Slowly and stealthily a regulatory net is closing in on M&A in Europe. Many of the measures looming over the horizon have little direct connection with M&A but collectively they could significantly alter the climate in which deals are done, the tactics employed and ultimately the costs and complexity of deals.
Mergers and acquisitions practitioners may be feeling a little smug that their corner of the financial forest has escaped the regulatory onslaught the financial crisis unleashed. But they should not be so confident. Slowly and stealthily a regulatory net is closing in on M&A in Europe. Many of the measures looming over the horizon have little direct connection with M&A but collectively they could significantly alter the climate in which deals are done, the tactics employed and ultimately the costs and complexity of deals.
Without doubt, the political climate has changed. Many of the measures – such as the introduction of a new pan-European regulatory structure and the Alternative Investment Fund Managers directive governing hedge funds and private equity, among others – are essentially political. They are a reaction to the perceived causes of the crisis and voters’ demands for action. They are also seen in London as the continuation of a long-running Franco-German campaign to clip the City’s wings.
This is a bit paranoid, but given that London is the financial capital of Europe the City is right to look closely at the small print of, and motives behind, the avalanche of regulatory measures crashing down on it.
Take the proposed European System of Financial Supervisors, which the European parliament recently approved. There will be three bodies: the European Banking Authority; the European Securities and Markets Authority; and the European Insurance and Occupational Pension Authority. In addition, there will be a European Systemic Risk Board.
National supervisors will be represented on all these bodies. But the centre of decision-making is inexorably shifting to the European Union level.
This can be justified by arguing that it improves the functioning of the internal market – a desirable outcome to which all EU members are supposedly committed. However, the new structure will increase the chances of EU level intervention in all types of financial activity at the national level, including M&A. Whether or not this is part of a Continental, Eurozone strategy, that is likely to be the result.
The same point applies to the more technical, but no less pertinent, planned changes to rules governing derivatives trading and shorting stock. By forcing most derivative trading on to exchanges and into the light of day, and greatly restricting the use of opaque over-the-counter instruments, Michel Barnier, the French EU internal market commissioner, believes he is addressing a cause of the crisis. Similar thinking underlies plans to make market operators disclose to regulators net short positions once they reach 0.2% of issued share capital, and make public positions of more than 0.5%.
Changing M&A practices is not the stated intention – and to be fair, is probably not the unstated intention. But derivatives and shorting have long lurked in the investment banker’s armoury.
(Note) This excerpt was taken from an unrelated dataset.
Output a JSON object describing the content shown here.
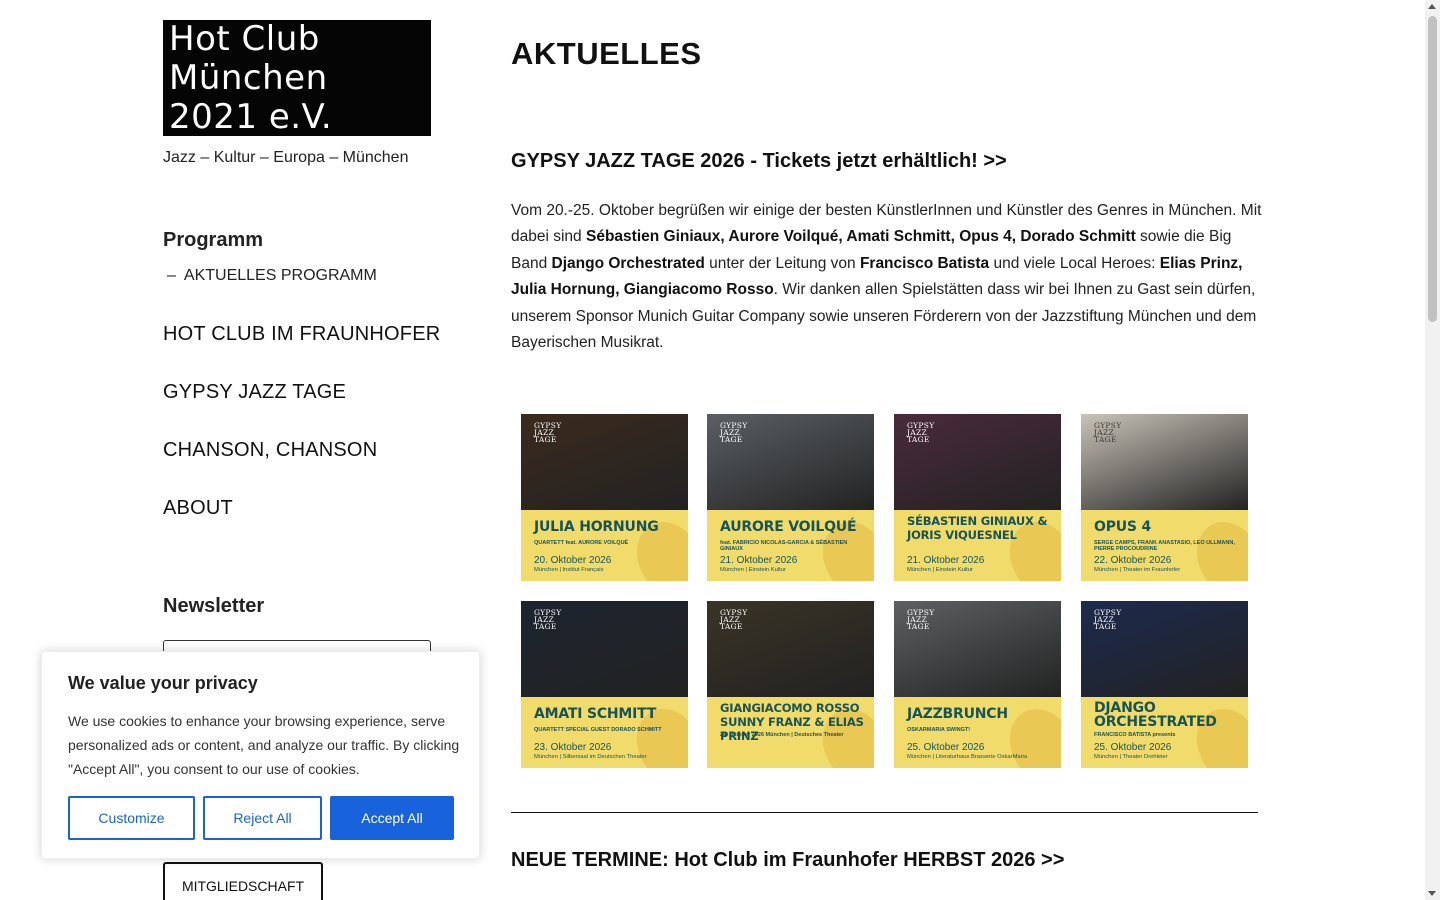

Not long ago, concealing a potential position in a target company by, for example, buying call options on its stock was quite common. The rules were tightened in London to make disclosure of complete consequential holdings mandatory, but derivatives are still a useful way of finessing exposure to a stock.
Shorting has been a chosen tactic of hedge funds, so much so that it was temporarily banned during the crisis. The ban has been lifted in London and shorting is back. In practice, 0.5% of a large company whose capitalisation is measured in tens of billions is a bigger exposure than some funds would risk.
However, it is within the capacity of the leading funds, which might find the need to go public a deterrent. Investors might even feel that reporting to the regulators once the 0.2% threshold is reached is a deterrent as well. After all, what might the regulators do, especially in this more interventionist climate?
Another example of perverse consequences is the more stringent capital requirements being placed on banks. Strengthening bank balance sheets may reduce the amount of funding available for M&A – which is a little ironic when interest rates remain so low.
In some ways, that is no bad thing. In the boom years, readily available financing fuelled deals that might otherwise have been hard to justify, not least by private equity houses. But restructuring will become more important as economic activity picks up and banks may not be able to play their full part.
The collective consequence of all these and other regulatory changes could be to make M&A more complex and costly. Whatever Europe’s regulators and politicians aim to do, that is a poor outcome for the EU. M&A will not escape the regulatory embrace.